How is Sudden Sensorineural Hearing Loss (SSNHL) Diagnosed?
When you first realise you have had a sudden loss of hearing, it is important to seek medical attention as soon as possible. Treatment within 24-48 hours of onset is thought to be most effective and acting quickly is crucial.
Note: It can be helpful to have a friend or relative accompany you to the appointment to help with communication.
What to Expect When You Seek Medical Attention for Sudden Hearing Loss?
The healthcare professional will ask you about your symptoms and look inside your ears using a small handheld torch with a magnifying lens. You will also be asked about your medical history. Make sure to mention any medical conditions you have and any medications, particularly ototoxic drugs, you are taking.
Questions the Healthcare Professional Might Ask:
- When did this happen?
- What were you doing at the time when this happened?
- Have you had recent exposure to loud noise, e.g. live music?
- Are you experiencing dizziness/vertigo?
- Have you noticed any changes in your hearing since you first realised the loss?
- Do you have ringing or a buzzing sound (tinnitus) in your ears?
- Are you experiencing a sensitivity to sound?
- Are you currently taking any medications?
- Do you have any pain?
- Have you been treated for COVID-19?
The more information you can tell the healthcare professional, the more they can understand the circumstances of your hearing loss and decide on the correct treatment.
They can also do some simple checks of your hearing using sound vibrations produced with a tuning fork. Your doctor uses the results of these tests to check for damage to the parts of the middle ear (eardrum or middle ear bones), or inner ear (cochlea or hearing nerve). If needed, you may be referred to an ENT (a specialist in ears, nose and throat conditions, including hearing loss) or an audiologist (hearing healthcare professional) for more hearing tests. In some cases, depending on the healthcare system, you may be referred to a neurologist to rule out an underlying health issue that could have led to the hearing loss.
What to Expect During a Consultation with a Hearing Healthcare Professional?
The hearing healthcare professional will ask you more questions about your hearing loss. Make sure you reiterate when the hearing loss happened as this information is key to receiving prompt treatment.
They will perform an examination which may include looking in your ears, your nose, and your throat.
In addition to speaking to you about your hearing loss and performing an examination, you should also be asked to take a hearing test, if you have not already had one.

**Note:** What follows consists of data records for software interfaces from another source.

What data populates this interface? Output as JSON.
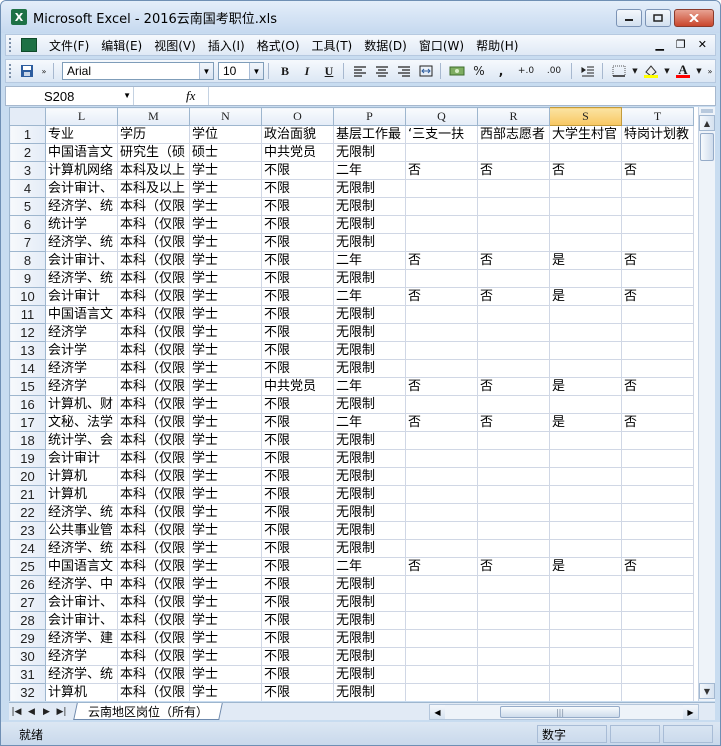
{
  "window": {
    "title": "Microsoft Excel - 2016云南国考职位.xls",
    "app_icon": "X"
  },
  "menu": {
    "items": [
      "文件(F)",
      "编辑(E)",
      "视图(V)",
      "插入(I)",
      "格式(O)",
      "工具(T)",
      "数据(D)",
      "窗口(W)",
      "帮助(H)"
    ]
  },
  "toolbar": {
    "font_name": "Arial",
    "font_size": "10",
    "bold": "B",
    "italic": "I",
    "underline": "U",
    "percent": "%",
    "comma": ",",
    "inc_decimal": "+.0",
    "dec_decimal": ".00",
    "font_color_letter": "A"
  },
  "formula_bar": {
    "name_box": "S208",
    "fx_label": "fx",
    "formula": ""
  },
  "columns": [
    "L",
    "M",
    "N",
    "O",
    "P",
    "Q",
    "R",
    "S",
    "T"
  ],
  "active_column": "S",
  "rows": [
    {
      "n": "1",
      "c": [
        "专业",
        "学历",
        "学位",
        "政治面貌",
        "基层工作最",
        "‘三支一扶",
        "西部志愿者",
        "大学生村官",
        "特岗计划教"
      ]
    },
    {
      "n": "2",
      "c": [
        "中国语言文",
        "研究生（硕",
        "硕士",
        "中共党员",
        "无限制",
        "",
        "",
        "",
        ""
      ]
    },
    {
      "n": "3",
      "c": [
        "计算机网络",
        "本科及以上",
        "学士",
        "不限",
        "二年",
        "否",
        "否",
        "否",
        "否"
      ]
    },
    {
      "n": "4",
      "c": [
        "会计审计、",
        "本科及以上",
        "学士",
        "不限",
        "无限制",
        "",
        "",
        "",
        ""
      ]
    },
    {
      "n": "5",
      "c": [
        "经济学、统",
        "本科（仅限",
        "学士",
        "不限",
        "无限制",
        "",
        "",
        "",
        ""
      ]
    },
    {
      "n": "6",
      "c": [
        "统计学",
        "本科（仅限",
        "学士",
        "不限",
        "无限制",
        "",
        "",
        "",
        ""
      ]
    },
    {
      "n": "7",
      "c": [
        "经济学、统",
        "本科（仅限",
        "学士",
        "不限",
        "无限制",
        "",
        "",
        "",
        ""
      ]
    },
    {
      "n": "8",
      "c": [
        "会计审计、",
        "本科（仅限",
        "学士",
        "不限",
        "二年",
        "否",
        "否",
        "是",
        "否"
      ]
    },
    {
      "n": "9",
      "c": [
        "经济学、统",
        "本科（仅限",
        "学士",
        "不限",
        "无限制",
        "",
        "",
        "",
        ""
      ]
    },
    {
      "n": "10",
      "c": [
        "会计审计",
        "本科（仅限",
        "学士",
        "不限",
        "二年",
        "否",
        "否",
        "是",
        "否"
      ]
    },
    {
      "n": "11",
      "c": [
        "中国语言文",
        "本科（仅限",
        "学士",
        "不限",
        "无限制",
        "",
        "",
        "",
        ""
      ]
    },
    {
      "n": "12",
      "c": [
        "经济学",
        "本科（仅限",
        "学士",
        "不限",
        "无限制",
        "",
        "",
        "",
        ""
      ]
    },
    {
      "n": "13",
      "c": [
        "会计学",
        "本科（仅限",
        "学士",
        "不限",
        "无限制",
        "",
        "",
        "",
        ""
      ]
    },
    {
      "n": "14",
      "c": [
        "经济学",
        "本科（仅限",
        "学士",
        "不限",
        "无限制",
        "",
        "",
        "",
        ""
      ]
    },
    {
      "n": "15",
      "c": [
        "经济学",
        "本科（仅限",
        "学士",
        "中共党员",
        "二年",
        "否",
        "否",
        "是",
        "否"
      ]
    },
    {
      "n": "16",
      "c": [
        "计算机、财",
        "本科（仅限",
        "学士",
        "不限",
        "无限制",
        "",
        "",
        "",
        ""
      ]
    },
    {
      "n": "17",
      "c": [
        "文秘、法学",
        "本科（仅限",
        "学士",
        "不限",
        "二年",
        "否",
        "否",
        "是",
        "否"
      ]
    },
    {
      "n": "18",
      "c": [
        "统计学、会",
        "本科（仅限",
        "学士",
        "不限",
        "无限制",
        "",
        "",
        "",
        ""
      ]
    },
    {
      "n": "19",
      "c": [
        "会计审计",
        "本科（仅限",
        "学士",
        "不限",
        "无限制",
        "",
        "",
        "",
        ""
      ]
    },
    {
      "n": "20",
      "c": [
        "计算机",
        "本科（仅限",
        "学士",
        "不限",
        "无限制",
        "",
        "",
        "",
        ""
      ]
    },
    {
      "n": "21",
      "c": [
        "计算机",
        "本科（仅限",
        "学士",
        "不限",
        "无限制",
        "",
        "",
        "",
        ""
      ]
    },
    {
      "n": "22",
      "c": [
        "经济学、统",
        "本科（仅限",
        "学士",
        "不限",
        "无限制",
        "",
        "",
        "",
        ""
      ]
    },
    {
      "n": "23",
      "c": [
        "公共事业管",
        "本科（仅限",
        "学士",
        "不限",
        "无限制",
        "",
        "",
        "",
        ""
      ]
    },
    {
      "n": "24",
      "c": [
        "经济学、统",
        "本科（仅限",
        "学士",
        "不限",
        "无限制",
        "",
        "",
        "",
        ""
      ]
    },
    {
      "n": "25",
      "c": [
        "中国语言文",
        "本科（仅限",
        "学士",
        "不限",
        "二年",
        "否",
        "否",
        "是",
        "否"
      ]
    },
    {
      "n": "26",
      "c": [
        "经济学、中",
        "本科（仅限",
        "学士",
        "不限",
        "无限制",
        "",
        "",
        "",
        ""
      ]
    },
    {
      "n": "27",
      "c": [
        "会计审计、",
        "本科（仅限",
        "学士",
        "不限",
        "无限制",
        "",
        "",
        "",
        ""
      ]
    },
    {
      "n": "28",
      "c": [
        "会计审计、",
        "本科（仅限",
        "学士",
        "不限",
        "无限制",
        "",
        "",
        "",
        ""
      ]
    },
    {
      "n": "29",
      "c": [
        "经济学、建",
        "本科（仅限",
        "学士",
        "不限",
        "无限制",
        "",
        "",
        "",
        ""
      ]
    },
    {
      "n": "30",
      "c": [
        "经济学",
        "本科（仅限",
        "学士",
        "不限",
        "无限制",
        "",
        "",
        "",
        ""
      ]
    },
    {
      "n": "31",
      "c": [
        "经济学、统",
        "本科（仅限",
        "学士",
        "不限",
        "无限制",
        "",
        "",
        "",
        ""
      ]
    },
    {
      "n": "32",
      "c": [
        "计算机",
        "本科（仅限",
        "学士",
        "不限",
        "无限制",
        "",
        "",
        "",
        ""
      ]
    }
  ],
  "sheet_tab": "云南地区岗位（所有）",
  "status": {
    "ready": "就绪",
    "mode": "数字"
  },
  "colors": {
    "active_header": "#f8c762",
    "grid_line": "#d0d7e5",
    "header_bg": "#e4ecf7",
    "excel_green": "#1e7145"
  }
}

NOTE: If you have suspected SSNHL but are unable to have a hearing test (e.g. if the audiology department is closed), then due to the urgency of receiving prompt treatment for this condition, treatment may be started as a precaution. A hearing test will be carried out as soon as possible.
What to Expect During a Hearing Test?
During a hearing test, an audiologist will test your hearing using headphones, to find out what type and degree of hearing loss you have.
You will be asked to place the headphones over your ears and may be asked to sit in a booth with a window where you can see the audiologist.
The audiologist will present a series of different tones of varied pitch and loudness to the headphones, one at a time.
You will be asked to make a gesture such as raising your hand or pushing a button to indicate you have heard the sound.
An audiogram (a graph of the results of a hearing test) is required to diagnose Sudden Sensorineural Hearing Loss (SSNHL) and assess the degree of the hearing loss.
Suggested Questions to Ask Your Healthcare Professional
Here are some suggested questions to ask your healthcare provider during an initial consultation and a follow-up appointment regarding sudden sensorineural hearing loss (SSNHL).
Infographic is an adapted version of this document from the American Academy of Otolaryngology-Head and Neck Surgery (AAO-HNS) website (www.entnet.org). Soucre: Chandrasekhar SS, Tsai Do BS, Schwartz SR, et al. Clinical Practice Guideline: Sudden Hearing Loss (Update). Otolaryngol Head Neck Surg. 2019;161 (1_Suppl):[S1-S45].
Thank you to Aston Hearing for allowing use of image.